I have an HP tuner interface that I covered when I wrote about the 6L80, [Figure 2], so I looked to see if this Chrysler was a “supported” vehicle, and sure enough it was.
This gave me a way to see the details of the tune. This type of software, whether it be HP Tuners, EFI Live, or something similar is the only thing that gives this type of X-ray vision to see inside the table values of an ECU. The next step was to reinstall the tuner and hook up the HP tuner interface. After “pulling” the tune out of the vehicle and looking at the many editable parameters, something caught my eye: it was under the “adaptive” tab [Figure 3]. Was this the root cause of all of the issues? It sure looked like it could be.
The “Fill Time Adapt” for the 3-2 and the 2-1 downshifts had been disabled within the tuner. Also, the “Fill Pressure Adapt” for the 3-4 and 4-5 upshifts as well as the 3-2 and 2-1 downshifts were also disabled. Before I went any further, I did something I hadn’t mentioned earlier. After I had reprogrammed the vehicle back to stock programming with the WiTech, I saved the stock tune file in the HP tuner software. I opened the “stock” file and low and behold the adapt page was identical to the “tuned” file, but those same adapts were disabled also. The only thing that was different was the “Max Positive Fill Time” was changed from 240ms to 300ms [Figure 4]. Now I had to look further, but where do I start with the many editable parameters that were available?
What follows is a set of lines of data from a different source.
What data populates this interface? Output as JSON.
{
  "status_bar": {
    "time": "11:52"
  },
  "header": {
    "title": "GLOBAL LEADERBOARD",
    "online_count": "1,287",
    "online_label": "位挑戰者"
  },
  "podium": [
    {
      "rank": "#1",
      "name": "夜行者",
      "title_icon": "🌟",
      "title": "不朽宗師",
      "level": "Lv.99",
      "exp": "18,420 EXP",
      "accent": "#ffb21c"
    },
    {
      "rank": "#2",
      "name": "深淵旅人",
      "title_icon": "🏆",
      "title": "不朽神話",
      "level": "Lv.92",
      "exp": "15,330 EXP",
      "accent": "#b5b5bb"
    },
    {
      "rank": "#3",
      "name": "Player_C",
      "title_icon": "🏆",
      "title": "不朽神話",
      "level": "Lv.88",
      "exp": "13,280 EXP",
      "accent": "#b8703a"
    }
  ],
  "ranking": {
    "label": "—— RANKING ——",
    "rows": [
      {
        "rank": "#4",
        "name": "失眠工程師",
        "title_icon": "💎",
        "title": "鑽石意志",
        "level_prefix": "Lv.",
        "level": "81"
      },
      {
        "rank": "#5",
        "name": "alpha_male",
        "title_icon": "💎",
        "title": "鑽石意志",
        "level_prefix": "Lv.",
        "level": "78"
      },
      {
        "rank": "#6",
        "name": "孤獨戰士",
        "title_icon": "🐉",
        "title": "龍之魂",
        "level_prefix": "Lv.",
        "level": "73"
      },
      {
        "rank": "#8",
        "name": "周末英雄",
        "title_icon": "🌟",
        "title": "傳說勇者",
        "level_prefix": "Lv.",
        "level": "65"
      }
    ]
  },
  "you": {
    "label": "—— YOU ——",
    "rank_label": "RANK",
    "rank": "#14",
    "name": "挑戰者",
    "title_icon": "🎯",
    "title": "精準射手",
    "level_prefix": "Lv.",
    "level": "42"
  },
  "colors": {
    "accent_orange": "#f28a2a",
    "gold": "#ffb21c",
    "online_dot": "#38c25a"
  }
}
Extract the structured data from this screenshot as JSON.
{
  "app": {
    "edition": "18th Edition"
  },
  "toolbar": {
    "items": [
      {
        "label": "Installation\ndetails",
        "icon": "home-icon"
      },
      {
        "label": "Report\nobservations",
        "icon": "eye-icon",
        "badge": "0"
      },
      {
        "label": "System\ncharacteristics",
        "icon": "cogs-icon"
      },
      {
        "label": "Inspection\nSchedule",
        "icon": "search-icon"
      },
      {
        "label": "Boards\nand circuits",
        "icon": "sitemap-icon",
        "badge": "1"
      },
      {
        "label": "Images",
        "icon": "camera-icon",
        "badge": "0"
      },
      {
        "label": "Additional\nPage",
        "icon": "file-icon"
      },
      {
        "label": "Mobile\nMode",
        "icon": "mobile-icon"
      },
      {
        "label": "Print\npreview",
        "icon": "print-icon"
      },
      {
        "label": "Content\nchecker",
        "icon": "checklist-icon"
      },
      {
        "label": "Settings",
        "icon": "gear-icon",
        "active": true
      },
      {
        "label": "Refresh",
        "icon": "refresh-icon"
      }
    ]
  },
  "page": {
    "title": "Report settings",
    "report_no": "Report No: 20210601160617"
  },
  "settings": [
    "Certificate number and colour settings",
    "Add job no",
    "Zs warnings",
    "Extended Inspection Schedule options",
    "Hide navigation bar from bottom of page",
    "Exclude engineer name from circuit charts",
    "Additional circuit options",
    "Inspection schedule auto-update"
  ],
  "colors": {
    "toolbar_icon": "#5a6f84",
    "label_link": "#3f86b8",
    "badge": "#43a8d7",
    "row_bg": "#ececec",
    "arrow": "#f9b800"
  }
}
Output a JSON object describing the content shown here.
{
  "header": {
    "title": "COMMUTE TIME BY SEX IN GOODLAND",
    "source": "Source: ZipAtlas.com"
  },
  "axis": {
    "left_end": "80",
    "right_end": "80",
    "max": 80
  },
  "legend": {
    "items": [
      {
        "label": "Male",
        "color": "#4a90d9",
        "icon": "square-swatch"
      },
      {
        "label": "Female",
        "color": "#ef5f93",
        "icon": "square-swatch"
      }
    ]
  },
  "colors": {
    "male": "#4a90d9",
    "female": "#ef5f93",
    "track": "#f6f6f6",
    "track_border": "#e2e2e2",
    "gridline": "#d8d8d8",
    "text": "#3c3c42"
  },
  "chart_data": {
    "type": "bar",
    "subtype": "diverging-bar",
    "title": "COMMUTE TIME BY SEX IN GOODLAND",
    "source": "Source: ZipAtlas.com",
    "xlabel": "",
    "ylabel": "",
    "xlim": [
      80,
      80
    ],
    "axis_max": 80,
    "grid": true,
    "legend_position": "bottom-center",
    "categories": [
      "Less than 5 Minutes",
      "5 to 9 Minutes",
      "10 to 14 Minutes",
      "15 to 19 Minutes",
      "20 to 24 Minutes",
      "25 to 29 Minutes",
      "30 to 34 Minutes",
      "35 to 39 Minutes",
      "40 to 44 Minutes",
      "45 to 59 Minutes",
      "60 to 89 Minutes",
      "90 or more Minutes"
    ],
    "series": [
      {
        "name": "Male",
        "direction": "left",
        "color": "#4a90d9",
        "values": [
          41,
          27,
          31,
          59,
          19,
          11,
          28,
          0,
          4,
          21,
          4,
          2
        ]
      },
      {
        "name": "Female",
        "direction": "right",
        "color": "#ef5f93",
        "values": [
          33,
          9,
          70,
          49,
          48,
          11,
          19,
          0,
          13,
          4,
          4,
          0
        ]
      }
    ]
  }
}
The HP Tuner software has another cool feature. It has a “Compare” function where when you have a tune file open and you can open another tune file for comparison. In this example, I had the stock file and the tuned file opened [Figure 5]. Everything that is shown in green are changes that the tuner made to the stock file. This narrows down the areas where you would need to look to see the changes that have been applied. Now I know where the issue lies, and what can be done to correct it. The only question left to answer was whether the customer would authorize the repair. My recommendation was to remove the tuner and rewrite the stock tune file with HP tuner software; just removing the tuner is not really an option at this point because of the modifications to the vehicle that were made. Unfortunately, the customer declined although I was confident that we could restore his performance needs and make the transmission shifts clean, but also get rid of the annoying downshift clunk.
The customer wanted the ability to be able to change the tunes depending on the fuel to be used. This is something that I could not provide for him, but we might see him back again someday. For now he has decided to live with the downshift clunk. It was another good learning experience for me, though. I always welcome problems that are not the everyday things that we usually have to deal with. I do still have some unanswered questions with this one, such as why are the shift adapts for those particular ratio changes disabled? What would happen if I enabled them? Is it just that the fill time/pressure is determined from another shift change and not needed with those particular ones? I’m sure at some point I will see another chance to answer these questions reeling around in my head. Every day brings a new challenge.